--- The data ---
Start of Block

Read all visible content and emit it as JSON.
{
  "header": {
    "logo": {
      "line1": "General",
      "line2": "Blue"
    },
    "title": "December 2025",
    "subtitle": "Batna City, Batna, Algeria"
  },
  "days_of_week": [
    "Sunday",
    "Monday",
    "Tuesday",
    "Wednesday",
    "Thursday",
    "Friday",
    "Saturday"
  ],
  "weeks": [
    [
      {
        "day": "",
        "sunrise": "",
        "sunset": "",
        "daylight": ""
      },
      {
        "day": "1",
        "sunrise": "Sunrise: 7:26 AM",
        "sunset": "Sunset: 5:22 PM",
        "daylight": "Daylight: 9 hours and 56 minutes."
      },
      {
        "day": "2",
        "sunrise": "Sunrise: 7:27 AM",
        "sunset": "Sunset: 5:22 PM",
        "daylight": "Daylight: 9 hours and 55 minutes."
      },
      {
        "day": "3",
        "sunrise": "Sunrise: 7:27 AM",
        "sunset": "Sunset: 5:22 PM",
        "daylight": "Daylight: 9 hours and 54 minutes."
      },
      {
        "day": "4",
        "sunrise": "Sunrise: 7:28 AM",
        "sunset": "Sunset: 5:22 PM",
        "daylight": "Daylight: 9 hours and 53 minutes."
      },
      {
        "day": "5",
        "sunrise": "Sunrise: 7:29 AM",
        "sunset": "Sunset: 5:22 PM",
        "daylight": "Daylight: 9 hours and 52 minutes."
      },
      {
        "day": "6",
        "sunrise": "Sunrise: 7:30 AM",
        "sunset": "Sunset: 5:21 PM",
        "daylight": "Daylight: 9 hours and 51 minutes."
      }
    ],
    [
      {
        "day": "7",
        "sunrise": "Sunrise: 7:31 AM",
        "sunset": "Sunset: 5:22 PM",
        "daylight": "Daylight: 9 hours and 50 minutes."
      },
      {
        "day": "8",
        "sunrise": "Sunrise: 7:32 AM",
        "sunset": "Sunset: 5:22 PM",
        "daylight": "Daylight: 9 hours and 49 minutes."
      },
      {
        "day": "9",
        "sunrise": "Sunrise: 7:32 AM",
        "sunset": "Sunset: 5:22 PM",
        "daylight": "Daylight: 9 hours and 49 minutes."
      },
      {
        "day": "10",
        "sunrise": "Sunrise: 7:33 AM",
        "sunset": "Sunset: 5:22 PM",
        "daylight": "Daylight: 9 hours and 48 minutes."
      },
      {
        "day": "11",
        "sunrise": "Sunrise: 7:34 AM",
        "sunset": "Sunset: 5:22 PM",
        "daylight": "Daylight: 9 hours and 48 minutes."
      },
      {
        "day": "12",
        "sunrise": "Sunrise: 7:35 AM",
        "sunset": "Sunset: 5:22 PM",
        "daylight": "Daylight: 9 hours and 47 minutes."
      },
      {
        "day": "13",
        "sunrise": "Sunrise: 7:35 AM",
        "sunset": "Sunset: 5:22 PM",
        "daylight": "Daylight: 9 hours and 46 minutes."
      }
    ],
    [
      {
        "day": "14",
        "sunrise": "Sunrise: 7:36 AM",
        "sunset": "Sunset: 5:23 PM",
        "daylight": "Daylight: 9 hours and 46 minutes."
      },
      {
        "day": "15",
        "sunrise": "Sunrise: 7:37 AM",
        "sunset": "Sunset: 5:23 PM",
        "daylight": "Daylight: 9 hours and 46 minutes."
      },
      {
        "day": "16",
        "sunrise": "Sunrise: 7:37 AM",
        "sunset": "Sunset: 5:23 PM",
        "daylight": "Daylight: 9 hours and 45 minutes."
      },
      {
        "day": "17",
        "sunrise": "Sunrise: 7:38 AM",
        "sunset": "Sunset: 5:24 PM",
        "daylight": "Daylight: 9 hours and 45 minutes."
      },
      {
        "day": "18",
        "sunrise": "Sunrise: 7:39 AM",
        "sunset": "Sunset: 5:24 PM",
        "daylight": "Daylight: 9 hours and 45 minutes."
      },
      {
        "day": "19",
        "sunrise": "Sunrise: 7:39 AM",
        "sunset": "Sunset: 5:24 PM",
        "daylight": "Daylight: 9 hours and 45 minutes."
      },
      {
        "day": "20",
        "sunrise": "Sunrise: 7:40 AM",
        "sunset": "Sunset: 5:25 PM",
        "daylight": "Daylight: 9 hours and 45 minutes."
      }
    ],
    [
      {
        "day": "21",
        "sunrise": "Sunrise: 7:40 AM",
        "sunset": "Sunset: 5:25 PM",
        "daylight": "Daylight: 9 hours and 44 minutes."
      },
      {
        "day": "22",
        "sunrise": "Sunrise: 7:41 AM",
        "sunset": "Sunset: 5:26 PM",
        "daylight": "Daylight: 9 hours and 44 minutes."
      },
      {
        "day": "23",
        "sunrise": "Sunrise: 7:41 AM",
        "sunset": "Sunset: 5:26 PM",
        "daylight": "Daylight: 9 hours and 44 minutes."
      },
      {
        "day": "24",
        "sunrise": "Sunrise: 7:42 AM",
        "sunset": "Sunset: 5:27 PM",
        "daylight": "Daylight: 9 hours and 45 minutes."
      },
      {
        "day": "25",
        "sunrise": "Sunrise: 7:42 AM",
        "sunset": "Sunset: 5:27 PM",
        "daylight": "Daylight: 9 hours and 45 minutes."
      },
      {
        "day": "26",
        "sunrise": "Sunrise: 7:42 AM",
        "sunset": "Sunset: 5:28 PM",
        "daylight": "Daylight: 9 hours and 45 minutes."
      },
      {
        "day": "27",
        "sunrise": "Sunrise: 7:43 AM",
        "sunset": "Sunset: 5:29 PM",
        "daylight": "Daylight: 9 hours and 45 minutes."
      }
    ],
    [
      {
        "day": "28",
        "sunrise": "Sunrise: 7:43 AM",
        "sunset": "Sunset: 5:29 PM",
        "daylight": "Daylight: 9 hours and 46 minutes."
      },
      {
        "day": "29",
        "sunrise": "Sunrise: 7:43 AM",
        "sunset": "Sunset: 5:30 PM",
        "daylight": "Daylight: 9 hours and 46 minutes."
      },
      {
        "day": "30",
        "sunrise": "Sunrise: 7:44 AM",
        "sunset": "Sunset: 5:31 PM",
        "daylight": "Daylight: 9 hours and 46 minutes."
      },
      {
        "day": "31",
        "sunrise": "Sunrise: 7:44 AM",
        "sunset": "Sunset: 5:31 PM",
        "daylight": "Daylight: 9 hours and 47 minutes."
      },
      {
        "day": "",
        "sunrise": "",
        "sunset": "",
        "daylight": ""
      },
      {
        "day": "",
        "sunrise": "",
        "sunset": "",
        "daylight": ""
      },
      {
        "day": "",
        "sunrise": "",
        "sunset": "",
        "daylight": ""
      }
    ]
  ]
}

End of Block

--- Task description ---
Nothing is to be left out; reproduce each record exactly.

--- Expected answer ---
Read all visible content and emit it as JSON.
{
  "header": {
    "logo": {
      "line1": "General",
      "line2": "Blue"
    },
    "title": "December 2025",
    "subtitle": "Batna City, Batna, Algeria"
  },
  "days_of_week": [
    "Sunday",
    "Monday",
    "Tuesday",
    "Wednesday",
    "Thursday",
    "Friday",
    "Saturday"
  ],
  "weeks": [
    [
      {
        "day": "",
        "sunrise": "",
        "sunset": "",
        "daylight": ""
      },
      {
        "day": "1",
        "sunrise": "Sunrise: 7:26 AM",
        "sunset": "Sunset: 5:22 PM",
        "daylight": "Daylight: 9 hours and 56 minutes."
      },
      {
        "day": "2",
        "sunrise": "Sunrise: 7:27 AM",
        "sunset": "Sunset: 5:22 PM",
        "daylight": "Daylight: 9 hours and 55 minutes."
      },
      {
        "day": "3",
        "sunrise": "Sunrise: 7:27 AM",
        "sunset": "Sunset: 5:22 PM",
        "daylight": "Daylight: 9 hours and 54 minutes."
      },
      {
        "day": "4",
        "sunrise": "Sunrise: 7:28 AM",
        "sunset": "Sunset: 5:22 PM",
        "daylight": "Daylight: 9 hours and 53 minutes."
      },
      {
        "day": "5",
        "sunrise": "Sunrise: 7:29 AM",
        "sunset": "Sunset: 5:22 PM",
        "daylight": "Daylight: 9 hours and 52 minutes."
      },
      {
        "day": "6",
        "sunrise": "Sunrise: 7:30 AM",
        "sunset": "Sunset: 5:21 PM",
        "daylight": "Daylight: 9 hours and 51 minutes."
      }
    ],
    [
      {
        "day": "7",
        "sunrise": "Sunrise: 7:31 AM",
        "sunset": "Sunset: 5:22 PM",
        "daylight": "Daylight: 9 hours and 50 minutes."
      },
      {
        "day": "8",
        "sunrise": "Sunrise: 7:32 AM",
        "sunset": "Sunset: 5:22 PM",
        "daylight": "Daylight: 9 hours and 49 minutes."
      },
      {
        "day": "9",
        "sunrise": "Sunrise: 7:32 AM",
        "sunset": "Sunset: 5:22 PM",
        "daylight": "Daylight: 9 hours and 49 minutes."
      },
      {
        "day": "10",
        "sunrise": "Sunrise: 7:33 AM",
        "sunset": "Sunset: 5:22 PM",
        "daylight": "Daylight: 9 hours and 48 minutes."
      },
      {
        "day": "11",
        "sunrise": "Sunrise: 7:34 AM",
        "sunset": "Sunset: 5:22 PM",
        "daylight": "Daylight: 9 hours and 48 minutes."
      },
      {
        "day": "12",
        "sunrise": "Sunrise: 7:35 AM",
        "sunset": "Sunset: 5:22 PM",
        "daylight": "Daylight: 9 hours and 47 minutes."
      },
      {
        "day": "13",
        "sunrise": "Sunrise: 7:35 AM",
        "sunset": "Sunset: 5:22 PM",
        "daylight": "Daylight: 9 hours and 46 minutes."
      }
    ],
    [
      {
        "day": "14",
        "sunrise": "Sunrise: 7:36 AM",
        "sunset": "Sunset: 5:23 PM",
        "daylight": "Daylight: 9 hours and 46 minutes."
      },
      {
        "day": "15",
        "sunrise": "Sunrise: 7:37 AM",
        "sunset": "Sunset: 5:23 PM",
        "daylight": "Daylight: 9 hours and 46 minutes."
      },
      {
        "day": "16",
        "sunrise": "Sunrise: 7:37 AM",
        "sunset": "Sunset: 5:23 PM",
        "daylight": "Daylight: 9 hours and 45 minutes."
      },
      {
        "day": "17",
        "sunrise": "Sunrise: 7:38 AM",
        "sunset": "Sunset: 5:24 PM",
        "daylight": "Daylight: 9 hours and 45 minutes."
      },
      {
        "day": "18",
        "sunrise": "Sunrise: 7:39 AM",
        "sunset": "Sunset: 5:24 PM",
        "daylight": "Daylight: 9 hours and 45 minutes."
      },
      {
        "day": "19",
        "sunrise": "Sunrise: 7:39 AM",
        "sunset": "Sunset: 5:24 PM",
        "daylight": "Daylight: 9 hours and 45 minutes."
      },
      {
        "day": "20",
        "sunrise": "Sunrise: 7:40 AM",
        "sunset": "Sunset: 5:25 PM",
        "daylight": "Daylight: 9 hours and 45 minutes."
      }
    ],
    [
      {
        "day": "21",
        "sunrise": "Sunrise: 7:40 AM",
        "sunset": "Sunset: 5:25 PM",
        "daylight": "Daylight: 9 hours and 44 minutes."
      },
      {
        "day": "22",
        "sunrise": "Sunrise: 7:41 AM",
        "sunset": "Sunset: 5:26 PM",
        "daylight": "Daylight: 9 hours and 44 minutes."
      },
      {
        "day": "23",
        "sunrise": "Sunrise: 7:41 AM",
        "sunset": "Sunset: 5:26 PM",
        "daylight": "Daylight: 9 hours and 44 minutes."
      },
      {
        "day": "24",
        "sunrise": "Sunrise: 7:42 AM",
        "sunset": "Sunset: 5:27 PM",
        "daylight": "Daylight: 9 hours and 45 minutes."
      },
      {
        "day": "25",
        "sunrise": "Sunrise: 7:42 AM",
        "sunset": "Sunset: 5:27 PM",
        "daylight": "Daylight: 9 hours and 45 minutes."
      },
      {
        "day": "26",
        "sunrise": "Sunrise: 7:42 AM",
        "sunset": "Sunset: 5:28 PM",
        "daylight": "Daylight: 9 hours and 45 minutes."
      },
      {
        "day": "27",
        "sunrise": "Sunrise: 7:43 AM",
        "sunset": "Sunset: 5:29 PM",
        "daylight": "Daylight: 9 hours and 45 minutes."
      }
    ],
    [
      {
        "day": "28",
        "sunrise": "Sunrise: 7:43 AM",
        "sunset": "Sunset: 5:29 PM",
        "daylight": "Daylight: 9 hours and 46 minutes."
      },
      {
        "day": "29",
        "sunrise": "Sunrise: 7:43 AM",
        "sunset": "Sunset: 5:30 PM",
        "daylight": "Daylight: 9 hours and 46 minutes."
      },
      {
        "day": "30",
        "sunrise": "Sunrise: 7:44 AM",
        "sunset": "Sunset: 5:31 PM",
        "daylight": "Daylight: 9 hours and 46 minutes."
      },
      {
        "day": "31",
        "sunrise": "Sunrise: 7:44 AM",
        "sunset": "Sunset: 5:31 PM",
        "daylight": "Daylight: 9 hours and 47 minutes."
      },
      {
        "day": "",
        "sunrise": "",
        "sunset": "",
        "daylight": ""
      },
      {
        "day": "",
        "sunrise": "",
        "sunset": "",
        "daylight": ""
      },
      {
        "day": "",
        "sunrise": "",
        "sunset": "",
        "daylight": ""
      }
    ]
  ]
}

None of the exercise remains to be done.